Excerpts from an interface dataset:

*** Begin section ***

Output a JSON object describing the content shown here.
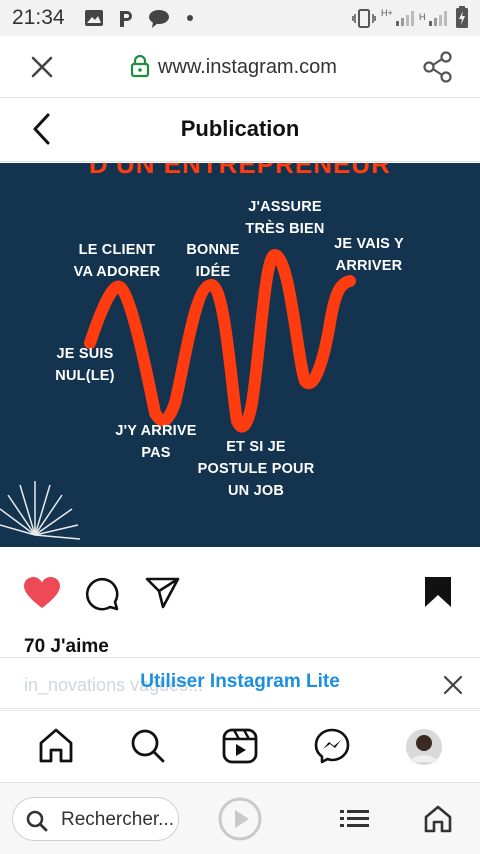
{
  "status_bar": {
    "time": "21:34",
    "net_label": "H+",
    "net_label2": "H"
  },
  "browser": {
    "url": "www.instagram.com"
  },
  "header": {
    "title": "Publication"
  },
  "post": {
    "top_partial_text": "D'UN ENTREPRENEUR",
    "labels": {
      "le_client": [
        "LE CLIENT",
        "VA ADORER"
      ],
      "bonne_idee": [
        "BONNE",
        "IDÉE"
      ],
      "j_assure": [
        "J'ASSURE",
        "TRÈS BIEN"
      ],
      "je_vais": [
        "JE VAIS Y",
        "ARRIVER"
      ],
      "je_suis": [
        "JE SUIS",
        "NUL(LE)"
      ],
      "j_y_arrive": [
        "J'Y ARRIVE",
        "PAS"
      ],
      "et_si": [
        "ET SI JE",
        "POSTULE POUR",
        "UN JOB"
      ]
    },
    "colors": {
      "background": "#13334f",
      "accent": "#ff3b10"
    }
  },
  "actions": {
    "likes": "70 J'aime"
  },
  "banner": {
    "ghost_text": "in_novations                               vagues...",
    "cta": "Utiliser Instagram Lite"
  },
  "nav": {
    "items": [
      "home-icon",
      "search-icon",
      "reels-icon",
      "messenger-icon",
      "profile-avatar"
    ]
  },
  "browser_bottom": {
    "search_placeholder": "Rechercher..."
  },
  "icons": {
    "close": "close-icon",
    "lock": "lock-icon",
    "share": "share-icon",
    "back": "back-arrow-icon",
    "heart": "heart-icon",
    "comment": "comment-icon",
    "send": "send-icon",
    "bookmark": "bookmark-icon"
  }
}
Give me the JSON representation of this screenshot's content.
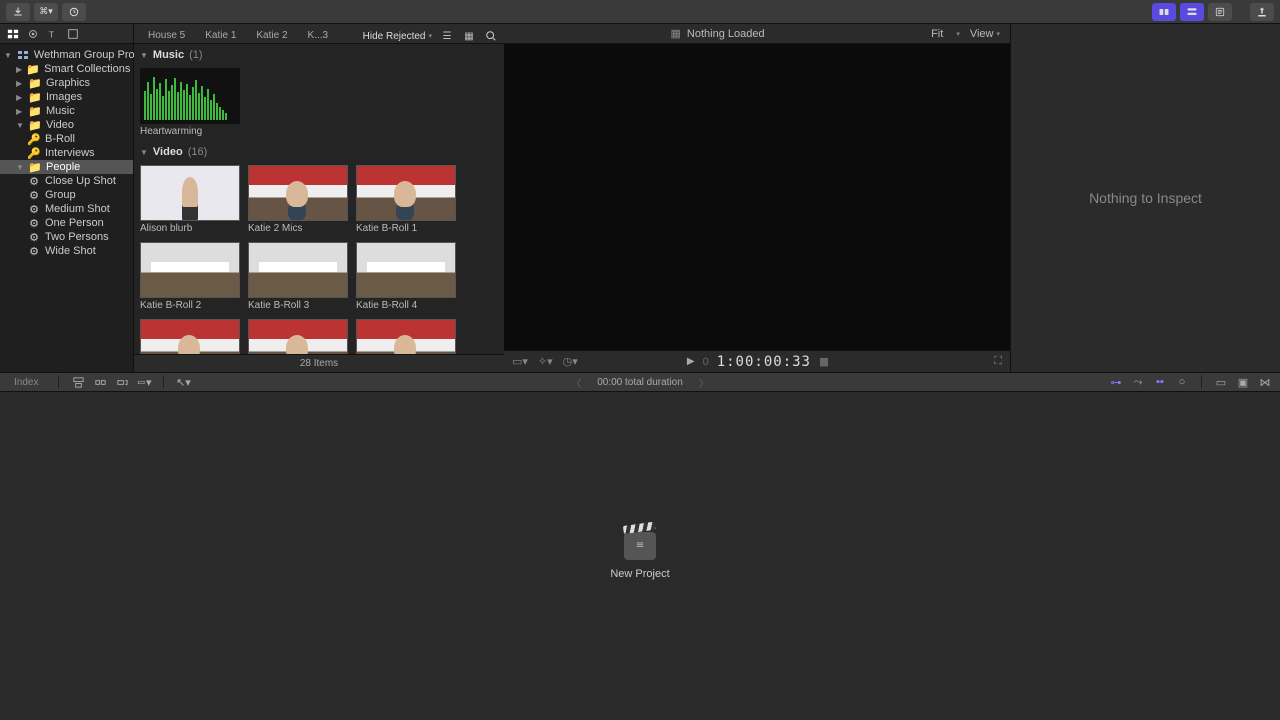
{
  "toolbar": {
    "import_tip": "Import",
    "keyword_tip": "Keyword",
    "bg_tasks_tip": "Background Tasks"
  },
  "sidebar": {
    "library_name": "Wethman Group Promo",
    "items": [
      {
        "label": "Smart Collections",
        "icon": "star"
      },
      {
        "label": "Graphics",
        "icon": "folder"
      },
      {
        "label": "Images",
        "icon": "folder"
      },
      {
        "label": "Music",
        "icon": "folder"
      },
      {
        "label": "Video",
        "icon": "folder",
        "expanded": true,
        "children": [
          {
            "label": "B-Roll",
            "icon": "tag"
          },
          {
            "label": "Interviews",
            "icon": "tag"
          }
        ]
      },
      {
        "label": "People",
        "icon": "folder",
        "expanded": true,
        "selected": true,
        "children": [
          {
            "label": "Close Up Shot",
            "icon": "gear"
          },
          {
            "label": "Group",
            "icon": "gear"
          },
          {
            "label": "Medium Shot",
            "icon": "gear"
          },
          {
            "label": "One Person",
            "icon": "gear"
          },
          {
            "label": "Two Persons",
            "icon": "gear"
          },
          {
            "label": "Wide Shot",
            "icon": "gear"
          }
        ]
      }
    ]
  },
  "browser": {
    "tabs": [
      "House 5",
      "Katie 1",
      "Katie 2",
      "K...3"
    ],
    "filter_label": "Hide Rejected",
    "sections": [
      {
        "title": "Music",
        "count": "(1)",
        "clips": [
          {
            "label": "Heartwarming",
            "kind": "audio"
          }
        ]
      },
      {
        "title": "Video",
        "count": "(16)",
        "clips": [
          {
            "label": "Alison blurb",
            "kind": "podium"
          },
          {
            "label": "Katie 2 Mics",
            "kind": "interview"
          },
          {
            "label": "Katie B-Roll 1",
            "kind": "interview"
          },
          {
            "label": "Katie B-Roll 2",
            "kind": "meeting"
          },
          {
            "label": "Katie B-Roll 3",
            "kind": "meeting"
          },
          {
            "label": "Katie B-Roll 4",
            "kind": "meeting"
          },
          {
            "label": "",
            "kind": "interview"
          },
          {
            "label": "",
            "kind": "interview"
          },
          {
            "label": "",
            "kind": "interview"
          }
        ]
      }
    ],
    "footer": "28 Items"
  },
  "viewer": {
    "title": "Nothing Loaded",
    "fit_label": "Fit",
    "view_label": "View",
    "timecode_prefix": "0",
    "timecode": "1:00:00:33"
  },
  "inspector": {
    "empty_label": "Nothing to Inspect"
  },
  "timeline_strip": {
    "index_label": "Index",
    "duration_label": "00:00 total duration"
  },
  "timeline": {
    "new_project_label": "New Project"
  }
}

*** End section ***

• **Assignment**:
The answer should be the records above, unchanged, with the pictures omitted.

• **Exercise output**:
Output a JSON object describing the content shown here.
{
  "status_bar": {
    "time": "21:34",
    "net_label": "H+",
    "net_label2": "H"
  },
  "browser": {
    "url": "www.instagram.com"
  },
  "header": {
    "title": "Publication"
  },
  "post": {
    "top_partial_text": "D'UN ENTREPRENEUR",
    "labels": {
      "le_client": [
        "LE CLIENT",
        "VA ADORER"
      ],
      "bonne_idee": [
        "BONNE",
        "IDÉE"
      ],
      "j_assure": [
        "J'ASSURE",
        "TRÈS BIEN"
      ],
      "je_vais": [
        "JE VAIS Y",
        "ARRIVER"
      ],
      "je_suis": [
        "JE SUIS",
        "NUL(LE)"
      ],
      "j_y_arrive": [
        "J'Y ARRIVE",
        "PAS"
      ],
      "et_si": [
        "ET SI JE",
        "POSTULE POUR",
        "UN JOB"
      ]
    },
    "colors": {
      "background": "#13334f",
      "accent": "#ff3b10"
    }
  },
  "actions": {
    "likes": "70 J'aime"
  },
  "banner": {
    "ghost_text": "in_novations                               vagues...",
    "cta": "Utiliser Instagram Lite"
  },
  "nav": {
    "items": [
      "home-icon",
      "search-icon",
      "reels-icon",
      "messenger-icon",
      "profile-avatar"
    ]
  },
  "browser_bottom": {
    "search_placeholder": "Rechercher..."
  },
  "icons": {
    "close": "close-icon",
    "lock": "lock-icon",
    "share": "share-icon",
    "back": "back-arrow-icon",
    "heart": "heart-icon",
    "comment": "comment-icon",
    "send": "send-icon",
    "bookmark": "bookmark-icon"
  }
}
Give me the JSON representation of this screenshot's content.
{
  "toolbar": {
    "import_tip": "Import",
    "keyword_tip": "Keyword",
    "bg_tasks_tip": "Background Tasks"
  },
  "sidebar": {
    "library_name": "Wethman Group Promo",
    "items": [
      {
        "label": "Smart Collections",
        "icon": "star"
      },
      {
        "label": "Graphics",
        "icon": "folder"
      },
      {
        "label": "Images",
        "icon": "folder"
      },
      {
        "label": "Music",
        "icon": "folder"
      },
      {
        "label": "Video",
        "icon": "folder",
        "expanded": true,
        "children": [
          {
            "label": "B-Roll",
            "icon": "tag"
          },
          {
            "label": "Interviews",
            "icon": "tag"
          }
        ]
      },
      {
        "label": "People",
        "icon": "folder",
        "expanded": true,
        "selected": true,
        "children": [
          {
            "label": "Close Up Shot",
            "icon": "gear"
          },
          {
            "label": "Group",
            "icon": "gear"
          },
          {
            "label": "Medium Shot",
            "icon": "gear"
          },
          {
            "label": "One Person",
            "icon": "gear"
          },
          {
            "label": "Two Persons",
            "icon": "gear"
          },
          {
            "label": "Wide Shot",
            "icon": "gear"
          }
        ]
      }
    ]
  },
  "browser": {
    "tabs": [
      "House 5",
      "Katie 1",
      "Katie 2",
      "K...3"
    ],
    "filter_label": "Hide Rejected",
    "sections": [
      {
        "title": "Music",
        "count": "(1)",
        "clips": [
          {
            "label": "Heartwarming",
            "kind": "audio"
          }
        ]
      },
      {
        "title": "Video",
        "count": "(16)",
        "clips": [
          {
            "label": "Alison blurb",
            "kind": "podium"
          },
          {
            "label": "Katie 2 Mics",
            "kind": "interview"
          },
          {
            "label": "Katie B-Roll 1",
            "kind": "interview"
          },
          {
            "label": "Katie B-Roll 2",
            "kind": "meeting"
          },
          {
            "label": "Katie B-Roll 3",
            "kind": "meeting"
          },
          {
            "label": "Katie B-Roll 4",
            "kind": "meeting"
          },
          {
            "label": "",
            "kind": "interview"
          },
          {
            "label": "",
            "kind": "interview"
          },
          {
            "label": "",
            "kind": "interview"
          }
        ]
      }
    ],
    "footer": "28 Items"
  },
  "viewer": {
    "title": "Nothing Loaded",
    "fit_label": "Fit",
    "view_label": "View",
    "timecode_prefix": "0",
    "timecode": "1:00:00:33"
  },
  "inspector": {
    "empty_label": "Nothing to Inspect"
  },
  "timeline_strip": {
    "index_label": "Index",
    "duration_label": "00:00 total duration"
  },
  "timeline": {
    "new_project_label": "New Project"
  }
}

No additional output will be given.